The 245 people who live in Elusolokho don't have much. Interviewees told us they were lucky to be able to serve one meal a day to their families "just to keep them moving." They farm to eat and perform manual labor for whoever will hire them, but their earnings are meager.
This troublesome situation is made worse by the community's water crisis. Shirama Spring, which was last protected in 2001, has fallen into disrepair. Water oozes from the spring's walls. Stagnant water pools at the bottom where people stand. Farms surround the spring, contaminating the catchment area with fertilizer and manure.
The problems with the spring mean the water is no longer safe for people to drink. Typhoid, cholera, and chronic diarrhea force community members to spend their hard-earned money on medicine and hospital visits.
"[I] am a housewife and my husband has no permanent job," said Christine, 32 (seen in the above picture with her children). "We depend on manual work. So [one] day, my husband became sick [with] typhoid and we needed to rush to the hospital and we didn't have money. It was painful seeing him in that condition."
Christine explained that even when the water is treated or boiled to curb water-related illness, children still sometimes drink water straight from the source, which means the community's most vulnerable members are also most prone to contracting diseases.
Christine's daughter, Eunice (pictured above), explained the water situation's effect on schooling. "[I] have been hearing people complaining of this water. Some missed school because they were sick or taking care of their relatives just because of water, which is not good."
With a source of clean water, a critical expense will be removed from Elusolokho's worries. Community members will feel better, which will increase their energy and motivation. Water-related illness will no longer hamper their efforts to provide for themselves and their loved ones.
What We Can Do:
Protecting the spring will help provide access to cleaner and safer water and reduce the time people have to spend to fetch it. Construction will keep surface runoff and other contaminants out of the water. With the community’s high involvement in the process, there should be a good sense of responsibility and ownership for the new clean water source.
Fetching water is a task predominantly carried out by women and young girls. Protecting the spring and offering training and support will, therefore, help empower the female members of the community by freeing up more of their time and energy to engage and invest in income-generating activities and their education.
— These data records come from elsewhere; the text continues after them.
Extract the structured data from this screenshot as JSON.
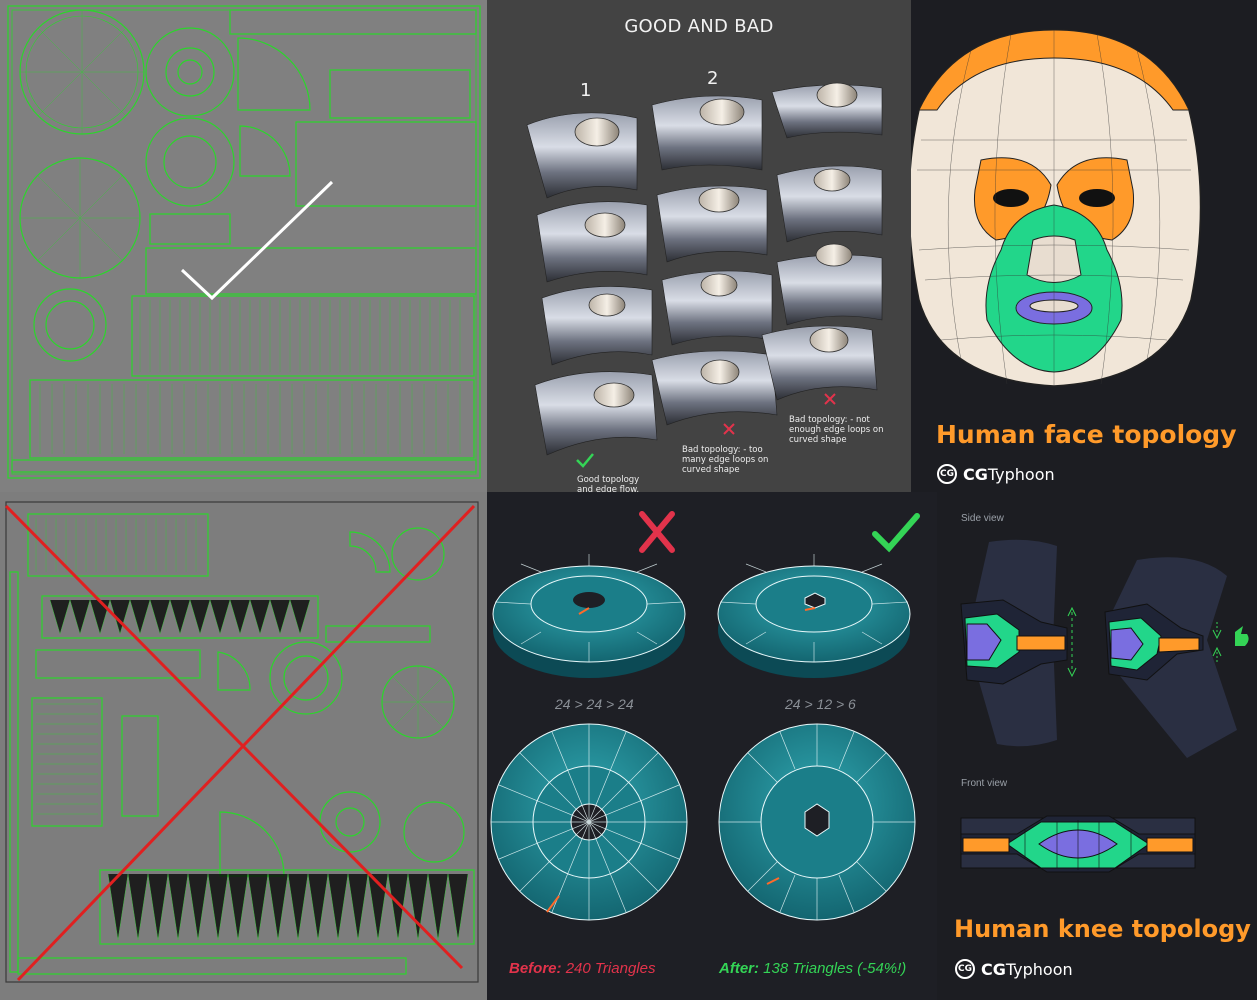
{
  "good_bad_panel": {
    "title": "GOOD AND BAD",
    "column_1": "1",
    "column_2": "2",
    "note_good": "Good topology and edge flow.",
    "note_bad_1": "Bad topology: - too many edge loops on curved shape",
    "note_bad_2": "Bad topology: - not enough edge loops on curved shape"
  },
  "face_panel": {
    "title": "Human face topology",
    "brand_logo": "CG",
    "brand_name_bold": "CG",
    "brand_name_rest": "Typhoon"
  },
  "ring_panel": {
    "ratio_left": "24 > 24 > 24",
    "ratio_right": "24 > 12 > 6",
    "before_label": "Before:",
    "before_value": "240 Triangles",
    "after_label": "After:",
    "after_value": "138 Triangles (-54%!)"
  },
  "knee_panel": {
    "side_view_label": "Side view",
    "front_view_label": "Front view",
    "title": "Human knee topology",
    "brand_logo": "CG",
    "brand_name_bold": "CG",
    "brand_name_rest": "Typhoon"
  },
  "colors": {
    "uv_green": "#2bd62b",
    "uv_bg": "#7d7d7d",
    "dark_bg": "#1c1d22",
    "accent_orange": "#ff9a2a",
    "bad_red": "#e2334b",
    "good_green": "#34d456",
    "teal": "#1f8a95",
    "face_green": "#22d68a",
    "face_purple": "#7a6ee0"
  }
}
Training on Health, Hygiene, COVID-19, and More
To hold trainings during the pandemic, we work closely with both community leaders and the local government to approve small groups to attend training. We ask community leaders to invite a select yet representative group of people to attend training who will then act as ambassadors to the rest of the community to share what they learn. We also communicate our expectations of physical distancing and wearing masks for all who choose to attend.
The training will focus on improved hygiene, health, and sanitation habits in this community. We will also have a dedicated session on COVID-19 symptoms, transmission routes, and prevention best practices.
With the community’s input, we will identify key leverage points where they can alter their practices at the personal, household, and community levels to affect change. This training will help to ensure participants have the knowledge they need about healthy practices and their importance to make the most of their water point as soon as water is flowing.
Our team of facilitators will use a variety of methods to train community members. Some of these methods include participatory hygiene and sanitation transformation, asset-based community development, group discussions, handouts, and demonstrations at the spring.
One of the most important issues we plan to cover is the handling, storage, and treatment of water. Having a clean water source will be extremely helpful, but it is useless if water gets contaminated by the time it is consumed. We and the community strongly believe that all of these components will work together to improve living standards here, which will help to unlock the potential for these community members to live better, healthier lives.
We will then conduct a small series of follow-up trainings before transitioning to our regularly scheduled support visits throughout the year.
Training will result in the formation of a water user committee, elected by their peers, that will oversee the operations and maintenance of the spring. The committee will enforce proper behavior around the spring and delegate tasks that will help preserve the site, such as building a fence and digging proper drainage channels. The fence will keep out destructive animals and unwanted waste, and the drainage will keep the area’s mosquito population at a minimum.